As someone who has seen talent come and go, Spencer had some words of wisdom for those looking to break into the industry.

“You have to ask yourself if this is what you really want to do. Is it for the women or the partying or you’re in it for the long haul? It’s not a 100-yard dash, it’s a marathon,” he shared. “You might want to be Eddie Murphy, but you might end up being Steve Harvey, or you might end up being Judd Apatow. If you are going to be in the entertainment industry, just know that it’s hard work. Just stick with it. If you’re trying to be an actor and you can’t act, take a class. If you’re trying to do stand up and you’re not funny, there are classes you can take. Be in it because you love the craft not just because you want to pop bottles.”

This is perhaps what Spencer has instilled into his own daughter, Isabella, as she was recently the start of Lecrae and Tori Kelly’s new music for the song “I’ll Find You.”

In the video, Isabella is the first cancer stricken patient you see. She gets out of bed and runs around cheering up the other patients in the hospital ward.

Isabella did an excellent job, and maybe it’s just a matter of time before we see her and dad on screen together.

Check out Isabella below:

Spencer famously tells a joke about his daughter being a “thug” in the joke below:

Justin Sarachik

Written by Justin Sarachik

Justin is the Editor-in-Chief of He has been a journalist for over a decade and has written or edited for Relevant, Christian Post, BREATHEcast, CCM, Broken Records Magazine, & more. He also likes to work with indie artists to develop their brands & marketing strategies. Catch him interviewing artists on Survival of the Artist Podcast.

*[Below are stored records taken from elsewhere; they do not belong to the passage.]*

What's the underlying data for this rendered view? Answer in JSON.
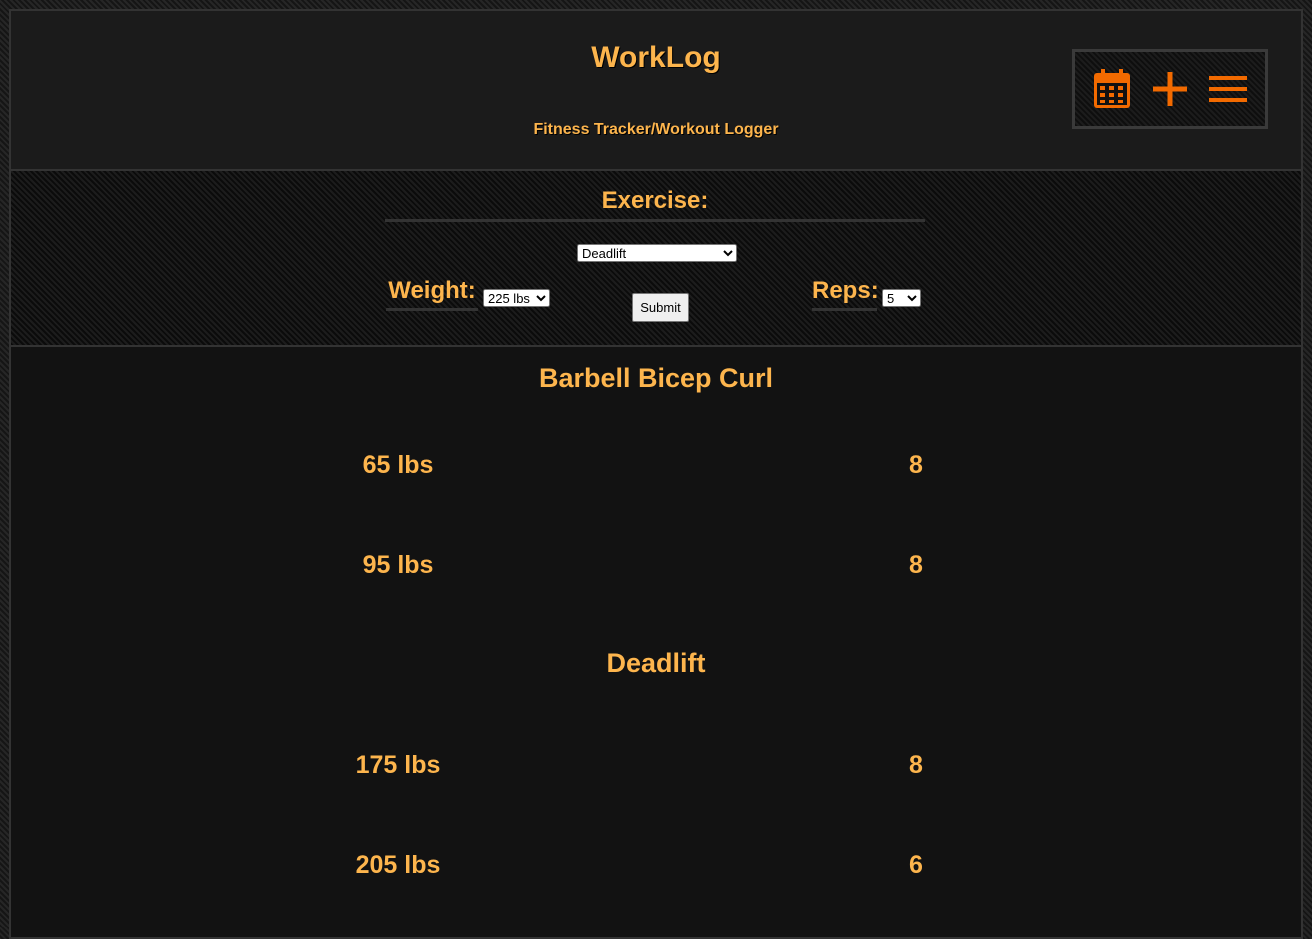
{
  "app": {
    "title": "WorkLog",
    "subtitle": "Fitness Tracker/Workout Logger"
  },
  "nav": {
    "icons": [
      "calendar-icon",
      "plus-icon",
      "menu-icon"
    ],
    "accent": "#f26a00"
  },
  "form": {
    "exercise_label": "Exercise:",
    "exercise_value": "Deadlift",
    "weight_label": "Weight:",
    "weight_value": "225 lbs",
    "reps_label": "Reps:",
    "reps_value": "5",
    "submit_label": "Submit"
  },
  "log": [
    {
      "exercise": "Barbell Bicep Curl",
      "sets": [
        {
          "weight": "65 lbs",
          "reps": "8"
        },
        {
          "weight": "95 lbs",
          "reps": "8"
        }
      ]
    },
    {
      "exercise": "Deadlift",
      "sets": [
        {
          "weight": "175 lbs",
          "reps": "8"
        },
        {
          "weight": "205 lbs",
          "reps": "6"
        }
      ]
    }
  ],
  "colors": {
    "text_accent": "#fdb54d",
    "icon_accent": "#f26a00",
    "background": "#121212"
  }
}
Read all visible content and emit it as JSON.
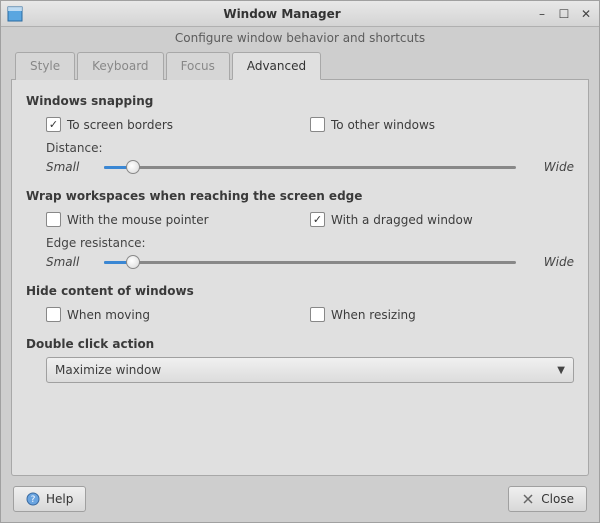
{
  "window": {
    "title": "Window Manager",
    "subtitle": "Configure window behavior and shortcuts"
  },
  "tabs": {
    "style": "Style",
    "keyboard": "Keyboard",
    "focus": "Focus",
    "advanced": "Advanced",
    "active": "advanced"
  },
  "sections": {
    "snapping": {
      "title": "Windows snapping",
      "to_screen_borders": "To screen borders",
      "to_other_windows": "To other windows",
      "distance_label": "Distance:",
      "small": "Small",
      "wide": "Wide",
      "value_pct": 7
    },
    "wrap": {
      "title": "Wrap workspaces when reaching the screen edge",
      "mouse_pointer": "With the mouse pointer",
      "dragged_window": "With a dragged window",
      "edge_resistance_label": "Edge resistance:",
      "small": "Small",
      "wide": "Wide",
      "value_pct": 7
    },
    "hide": {
      "title": "Hide content of windows",
      "when_moving": "When moving",
      "when_resizing": "When resizing"
    },
    "dblclick": {
      "title": "Double click action",
      "selected": "Maximize window"
    }
  },
  "footer": {
    "help": "Help",
    "close": "Close"
  }
}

Leave a Reply


Your email address will not be published.

GIPHY App Key not set. Please check settings

Music: foggieraw – U Can’t Be My Baby

Album Listening Session: James Daytona – New Fire